WHAT IS EXPECTED - Filter the entries below, keeping only lines with "Administrativo".
══ STUDY MATERIAL ══
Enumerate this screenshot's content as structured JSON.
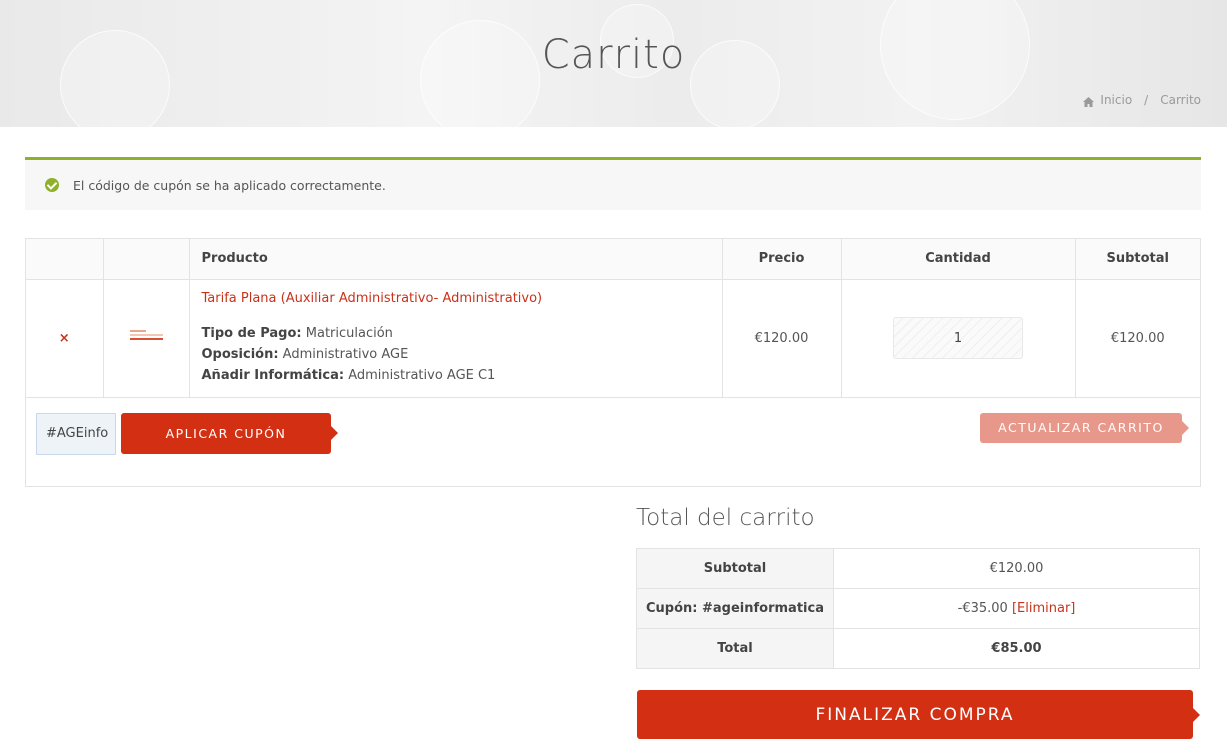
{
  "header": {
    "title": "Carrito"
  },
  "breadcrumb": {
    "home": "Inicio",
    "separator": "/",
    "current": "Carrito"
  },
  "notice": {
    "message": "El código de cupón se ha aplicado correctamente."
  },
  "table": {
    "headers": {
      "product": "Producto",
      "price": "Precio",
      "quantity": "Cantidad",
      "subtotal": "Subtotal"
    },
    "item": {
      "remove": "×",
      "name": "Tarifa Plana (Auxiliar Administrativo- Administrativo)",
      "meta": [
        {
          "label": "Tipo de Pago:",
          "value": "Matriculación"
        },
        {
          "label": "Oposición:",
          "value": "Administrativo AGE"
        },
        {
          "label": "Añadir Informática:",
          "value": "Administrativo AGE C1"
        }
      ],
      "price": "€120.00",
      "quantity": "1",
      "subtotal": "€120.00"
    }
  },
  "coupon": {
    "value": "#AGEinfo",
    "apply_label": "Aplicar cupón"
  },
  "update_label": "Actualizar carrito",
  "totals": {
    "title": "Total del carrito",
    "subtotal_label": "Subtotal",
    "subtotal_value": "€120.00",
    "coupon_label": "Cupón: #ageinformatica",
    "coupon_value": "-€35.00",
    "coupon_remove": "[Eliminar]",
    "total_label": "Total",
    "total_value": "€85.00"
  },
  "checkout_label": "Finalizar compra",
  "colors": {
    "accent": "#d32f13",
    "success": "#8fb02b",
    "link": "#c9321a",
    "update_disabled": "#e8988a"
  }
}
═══
ANSWER TO THIS PROBLEM -
      "name": "Tarifa Plana (Auxiliar Administrativo- Administrativo)",
          "value": "Administrativo AGE"
          "value": "Administrativo AGE C1"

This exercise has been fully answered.